Copy out the entries that follow exactly, leaving out the pictures.

++++ MATERIAL PROVIDED ++++

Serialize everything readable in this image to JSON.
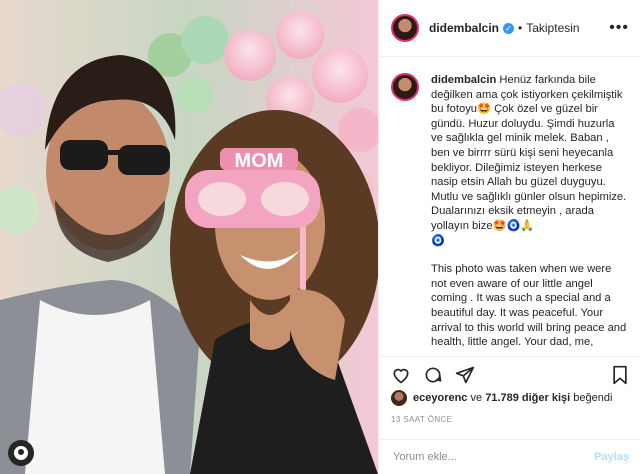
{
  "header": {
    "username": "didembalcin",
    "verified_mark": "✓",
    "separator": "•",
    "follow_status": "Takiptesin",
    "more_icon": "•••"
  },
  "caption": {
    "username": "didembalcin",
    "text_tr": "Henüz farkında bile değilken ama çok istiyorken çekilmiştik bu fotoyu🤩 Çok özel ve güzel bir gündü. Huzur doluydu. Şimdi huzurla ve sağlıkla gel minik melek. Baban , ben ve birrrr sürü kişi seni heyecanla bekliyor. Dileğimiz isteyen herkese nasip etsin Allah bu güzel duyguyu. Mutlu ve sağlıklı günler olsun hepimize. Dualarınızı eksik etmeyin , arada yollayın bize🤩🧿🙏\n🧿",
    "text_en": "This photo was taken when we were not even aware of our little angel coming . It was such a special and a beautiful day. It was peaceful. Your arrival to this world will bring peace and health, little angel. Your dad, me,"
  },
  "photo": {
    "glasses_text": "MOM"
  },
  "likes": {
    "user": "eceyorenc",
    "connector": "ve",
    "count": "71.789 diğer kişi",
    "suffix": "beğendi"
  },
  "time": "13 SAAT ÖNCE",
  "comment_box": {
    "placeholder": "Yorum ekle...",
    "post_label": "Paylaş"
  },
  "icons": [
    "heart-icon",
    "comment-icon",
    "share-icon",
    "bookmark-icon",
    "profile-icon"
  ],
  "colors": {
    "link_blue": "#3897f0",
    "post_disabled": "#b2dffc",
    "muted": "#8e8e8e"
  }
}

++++

YOUR SOLUTION:
Serialize everything readable in this image to JSON.
{
  "header": {
    "username": "didembalcin",
    "verified_mark": "✓",
    "separator": "•",
    "follow_status": "Takiptesin",
    "more_icon": "•••"
  },
  "caption": {
    "username": "didembalcin",
    "text_tr": "Henüz farkında bile değilken ama çok istiyorken çekilmiştik bu fotoyu🤩 Çok özel ve güzel bir gündü. Huzur doluydu. Şimdi huzurla ve sağlıkla gel minik melek. Baban , ben ve birrrr sürü kişi seni heyecanla bekliyor. Dileğimiz isteyen herkese nasip etsin Allah bu güzel duyguyu. Mutlu ve sağlıklı günler olsun hepimize. Dualarınızı eksik etmeyin , arada yollayın bize🤩🧿🙏\n🧿",
    "text_en": "This photo was taken when we were not even aware of our little angel coming . It was such a special and a beautiful day. It was peaceful. Your arrival to this world will bring peace and health, little angel. Your dad, me,"
  },
  "photo": {
    "glasses_text": "MOM"
  },
  "likes": {
    "user": "eceyorenc",
    "connector": "ve",
    "count": "71.789 diğer kişi",
    "suffix": "beğendi"
  },
  "time": "13 SAAT ÖNCE",
  "comment_box": {
    "placeholder": "Yorum ekle...",
    "post_label": "Paylaş"
  },
  "icons": [
    "heart-icon",
    "comment-icon",
    "share-icon",
    "bookmark-icon",
    "profile-icon"
  ],
  "colors": {
    "link_blue": "#3897f0",
    "post_disabled": "#b2dffc",
    "muted": "#8e8e8e"
  }
}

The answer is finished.